In April 2016, when I returned to Macau, I decided to contact the Rui Cunha Foundation, which offered me an exhibition during the Grand Prix week in November that year. From that moment until the exhibition, I finished eight other works that joined the first three in the exhibition.
MDT – Why use Macau as background for your works?
JS – As a motorsport fan, I knew the famous Guia Circuit for many years, as most of the big names have raced there over the years.
My idea was always to produce a series of paintings showing some of the most relevant moments (and personalities) in the history of the Macau GP that could be shown to the public, preferably during the event.
The GP weekends always attract many fans from all over the world to the races and [I realized] that could also be an opportunity for me.
Additionally, I had not given up aiming to attract the Grand Prix Museum as one of the potential parties interested in acquiring some of these works.
MDT – Which technique gives you the most pleasure to use?
JS – Although almost all of the works in the Macau GP Legends series were made in acrylic paint over canvas, the technique I feel most comfortable with is watercolor on paper. It was with this technique that I started doing illustrations in my youth and I was able to perfect it when, some years ago, I decided to become professional.
The technique of acrylic paint over canvas came naturally with time, but in the case of the Macau paintings, the choice for this technique had essentially to do with the transportation of the works, which in the case of watercolor requires extreme care due to the fragility of the material.
MDT – How long does it take to create one of these works?
JS – Time may vary depending on the complexity of the theme, the size of the work or the technique used. In the case of the GP paintings, my goal was to portray the moments as accurately as possible, so there was some extra time involved in the fine detailing.

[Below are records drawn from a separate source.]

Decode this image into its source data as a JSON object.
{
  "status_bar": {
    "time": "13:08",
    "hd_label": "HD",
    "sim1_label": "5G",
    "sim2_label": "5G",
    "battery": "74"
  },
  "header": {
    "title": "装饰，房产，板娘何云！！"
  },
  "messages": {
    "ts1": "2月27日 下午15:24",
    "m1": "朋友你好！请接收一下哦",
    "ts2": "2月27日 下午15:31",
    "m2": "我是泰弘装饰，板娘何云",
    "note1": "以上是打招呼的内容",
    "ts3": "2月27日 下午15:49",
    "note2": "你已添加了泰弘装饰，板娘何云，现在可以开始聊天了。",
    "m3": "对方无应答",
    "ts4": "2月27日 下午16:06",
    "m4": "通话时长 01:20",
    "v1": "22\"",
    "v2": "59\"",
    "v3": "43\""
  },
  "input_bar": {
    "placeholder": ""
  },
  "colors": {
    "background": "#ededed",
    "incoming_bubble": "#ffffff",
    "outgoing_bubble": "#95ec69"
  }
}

As an example, for the painting on display currently in Macau at the Macau Guia Circuit Promotion and Development Association (APDCGM) third-anniversary exhibition, my starting point was a photograph I took of Michael Schumacher’s car, which was on display at the GP Museum. The remainder of the work was a composition that I imagined and drew, inspired by several images of the event. From the initial idea to the final painting, it can take from one to two weeks but for most illustrations, using paper support and watercolors, it usually takes from three to five days.
MDT – Who are your clients? How can someone purchase one of your works?

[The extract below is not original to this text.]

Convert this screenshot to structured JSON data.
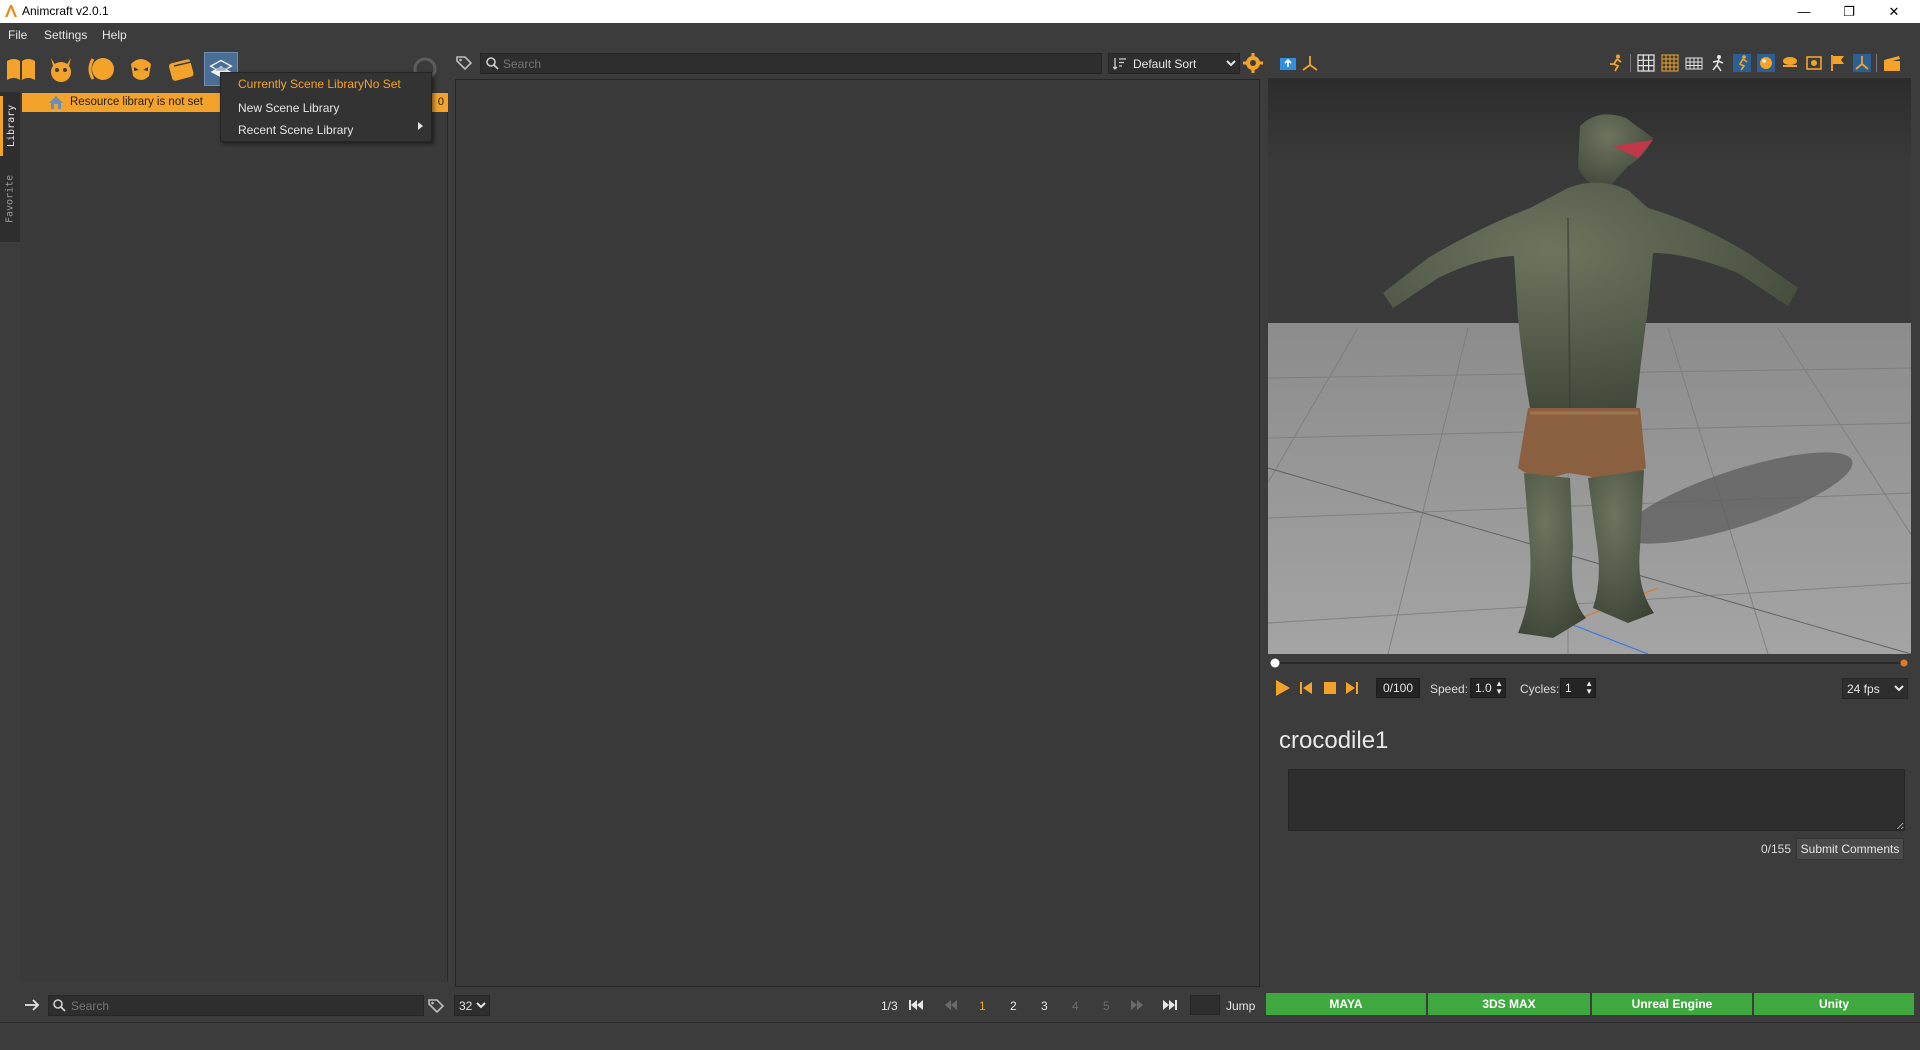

JS – My work is structured into two main areas: the author’s works, and the orders. In the first case, the projects come from my personal taste in car design and motorsport motifs, especially Formula 1 and Ferrari.
In the second case, the theme of the illustration is almost always a classic collection car and it is the customer who chooses how he prefers his car to be represented.

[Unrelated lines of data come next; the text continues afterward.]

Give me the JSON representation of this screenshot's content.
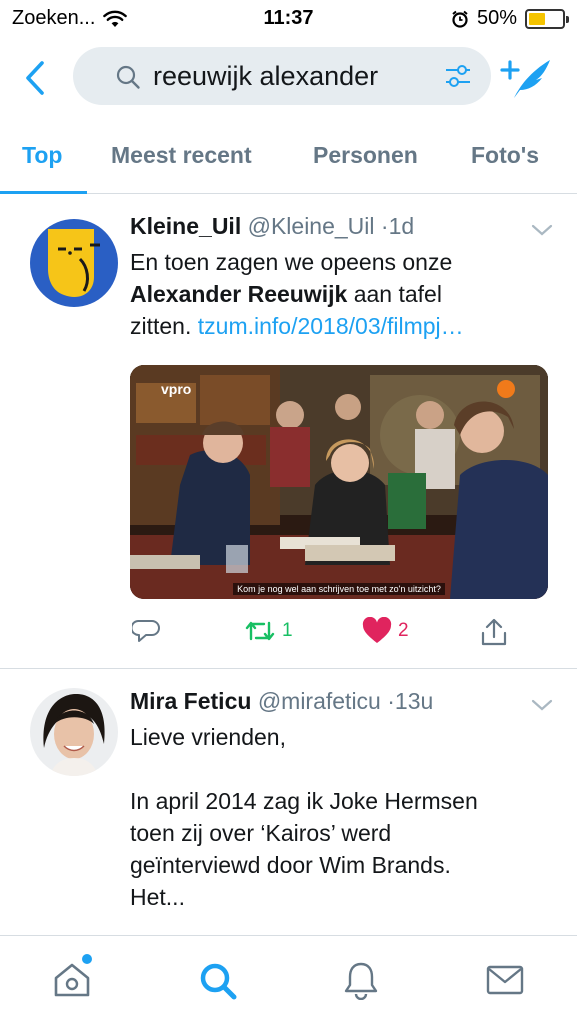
{
  "status_bar": {
    "carrier": "Zoeken...",
    "time": "11:37",
    "battery": "50%",
    "battery_level": 0.5,
    "battery_color": "#f5c400"
  },
  "search": {
    "query": "reeuwijk alexander"
  },
  "tabs": [
    {
      "label": "Top",
      "active": true
    },
    {
      "label": "Meest recent",
      "active": false
    },
    {
      "label": "Personen",
      "active": false
    },
    {
      "label": "Foto's",
      "active": false
    }
  ],
  "tweets": [
    {
      "name": "Kleine_Uil",
      "handle": "@Kleine_Uil",
      "time": "1d",
      "text_line1": "En toen zagen we opeens onze",
      "text_bold": "Alexander Reeuwijk",
      "text_after_bold": " aan tafel",
      "text_line3": "zitten. ",
      "link": "tzum.info/2018/03/filmpj…",
      "media_logo": "vpro",
      "media_caption": "Kom je nog wel aan schrijven toe met zo'n uitzicht?",
      "retweets": "1",
      "likes": "2"
    },
    {
      "name": "Mira Feticu",
      "handle": "@mirafeticu",
      "time": "13u",
      "line1": "Lieve vrienden,",
      "line2": "In april 2014 zag ik Joke Hermsen",
      "line3": "toen zij over ‘Kairos’ werd",
      "line4": "geïnterviewd door Wim Brands.",
      "line5": "Het..."
    }
  ],
  "icons": [
    "wifi-icon",
    "alarm-icon",
    "battery-icon",
    "back-icon",
    "search-icon",
    "filter-icon",
    "compose-icon",
    "chevron-down-icon",
    "reply-icon",
    "retweet-icon",
    "like-icon",
    "share-icon",
    "home-icon",
    "explore-icon",
    "notifications-icon",
    "messages-icon"
  ],
  "colors": {
    "accent": "#1da1f2",
    "retweet": "#17bf63",
    "like": "#e0245e",
    "secondary_text": "#657786"
  }
}
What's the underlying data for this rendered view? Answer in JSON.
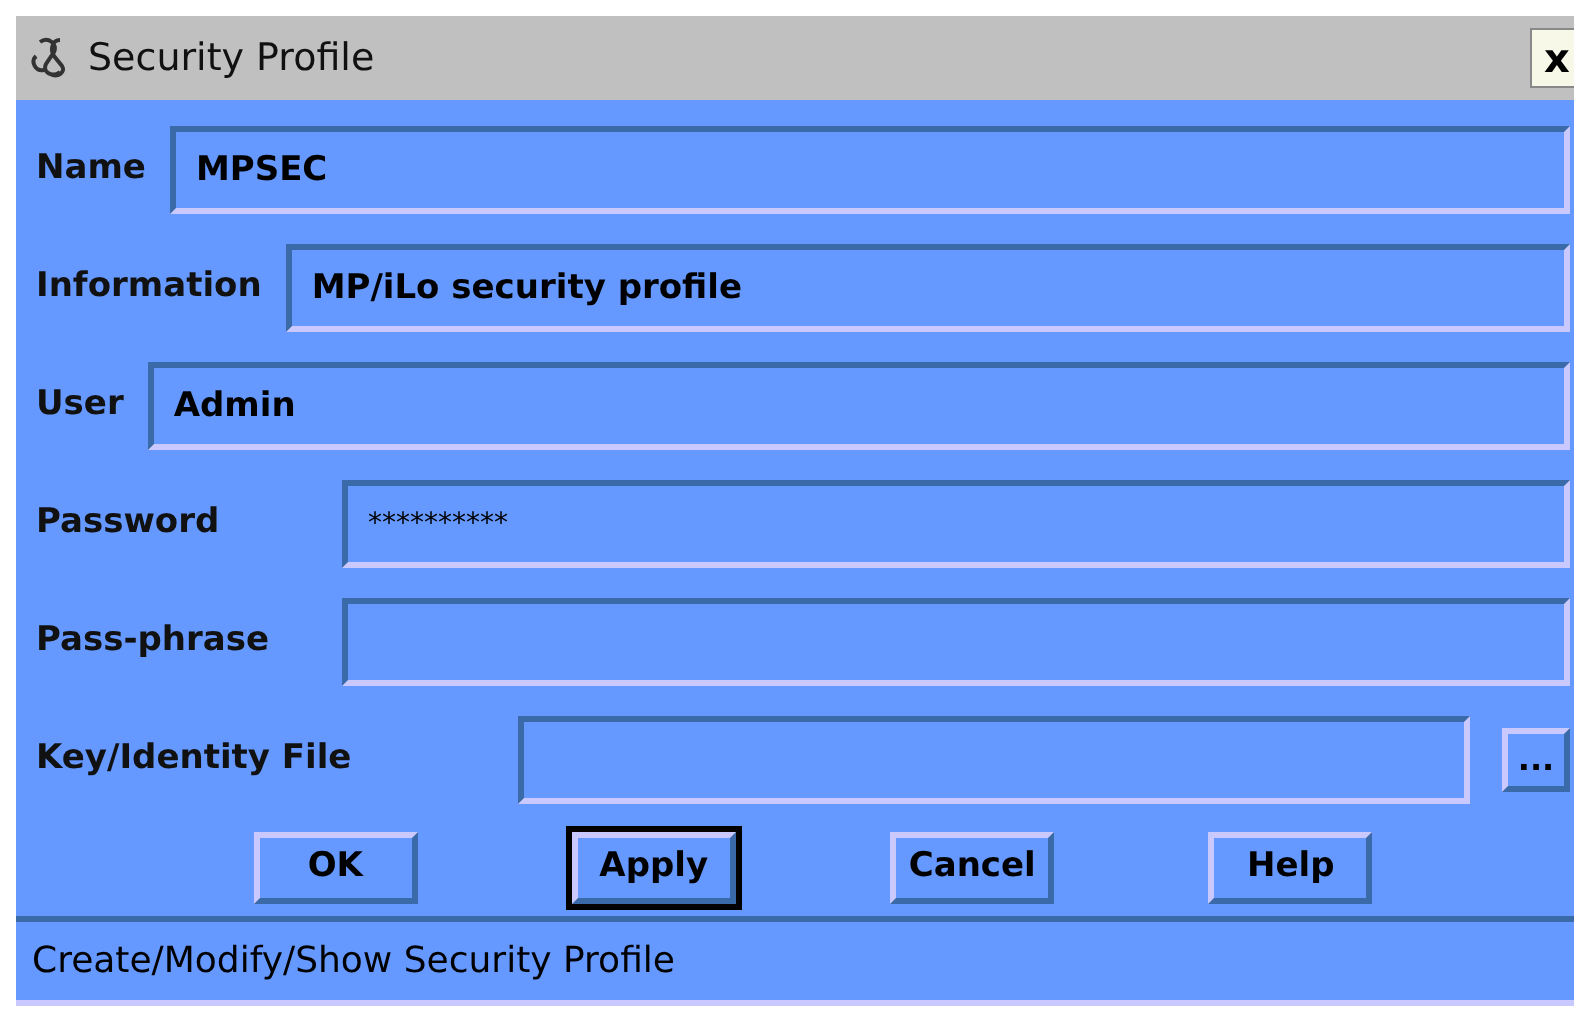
{
  "window": {
    "title": "Security Profile",
    "close": "x"
  },
  "fields": [
    {
      "label": "Name",
      "value": "MPSEC"
    },
    {
      "label": "Information",
      "value": "MP/iLo security profile"
    },
    {
      "label": "User",
      "value": "Admin"
    },
    {
      "label": "Password",
      "value": "**********"
    },
    {
      "label": "Pass-phrase"
    },
    {
      "label": "Key/Identity File",
      "browse": "..."
    }
  ],
  "buttons": [
    {
      "label": "OK",
      "default": false
    },
    {
      "label": "Apply",
      "default": true
    },
    {
      "label": "Cancel",
      "default": false
    },
    {
      "label": "Help",
      "default": false
    }
  ],
  "status_bar": "Create/Modify/Show Security Profile"
}
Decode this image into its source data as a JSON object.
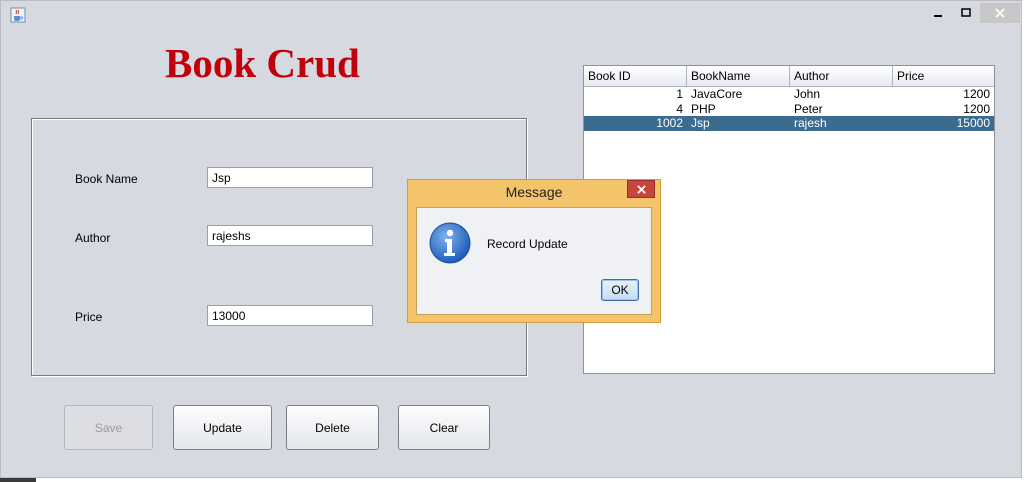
{
  "window": {
    "icon": "java-cup-icon",
    "controls": {
      "minimize": "minimize-icon",
      "maximize": "maximize-icon",
      "close": "close-icon"
    }
  },
  "heading": "Book Crud",
  "form": {
    "book_name_label": "Book Name",
    "book_name_value": "Jsp",
    "author_label": "Author",
    "author_value": "rajeshs",
    "price_label": "Price",
    "price_value": "13000"
  },
  "buttons": {
    "save": "Save",
    "update": "Update",
    "delete": "Delete",
    "clear": "Clear"
  },
  "table": {
    "columns": [
      "Book ID",
      "BookName",
      "Author",
      "Price"
    ],
    "rows": [
      {
        "id": "1",
        "name": "JavaCore",
        "author": "John",
        "price": "1200"
      },
      {
        "id": "4",
        "name": "PHP",
        "author": "Peter",
        "price": "1200"
      },
      {
        "id": "1002",
        "name": "Jsp",
        "author": "rajesh",
        "price": "15000"
      }
    ],
    "selected_row": 2
  },
  "dialog": {
    "title": "Message",
    "message": "Record Update",
    "ok_label": "OK",
    "icon": "info-icon",
    "close_icon": "close-icon"
  },
  "colors": {
    "heading": "#c0000a",
    "background": "#d6d9e0",
    "selected_row": "#3b6b8e",
    "dialog_frame": "#f4c46b",
    "dialog_close": "#c6463d"
  }
}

Usually, people interested in my works can easily reach me through my social media accounts, namely on Facebook or through my website or email.
I also participate regularly in classic car events, especially in Portugal, where I exhibit and sell directly to the public the latest works and also receive orders from customers in a direct manner.
MDT – As you mentioned earlier, at the moment there is one of your works on display in Macau in a collective exhibition. Do you aim to exhibit again on your own?
JS – The Macau GP Legends series is now composed of a total of 15 paintings and at this moment I cannot say whether there will be new works joining those in the series. The fact is that the Macau Grand Prix Museum is still closed for renovations and for such a long time created a long “stand-by time” concerning the fate of these paintings.
I still want to propose to the new Grand Prix Museum an exhibition of this series and may be some of them can become part of the permanent collection of the museum.
Besides my solo exhibitions, I have been keeping a continuous presence in Macau through the collaboration with APDCGM since 2017, organizing collective exhibitions.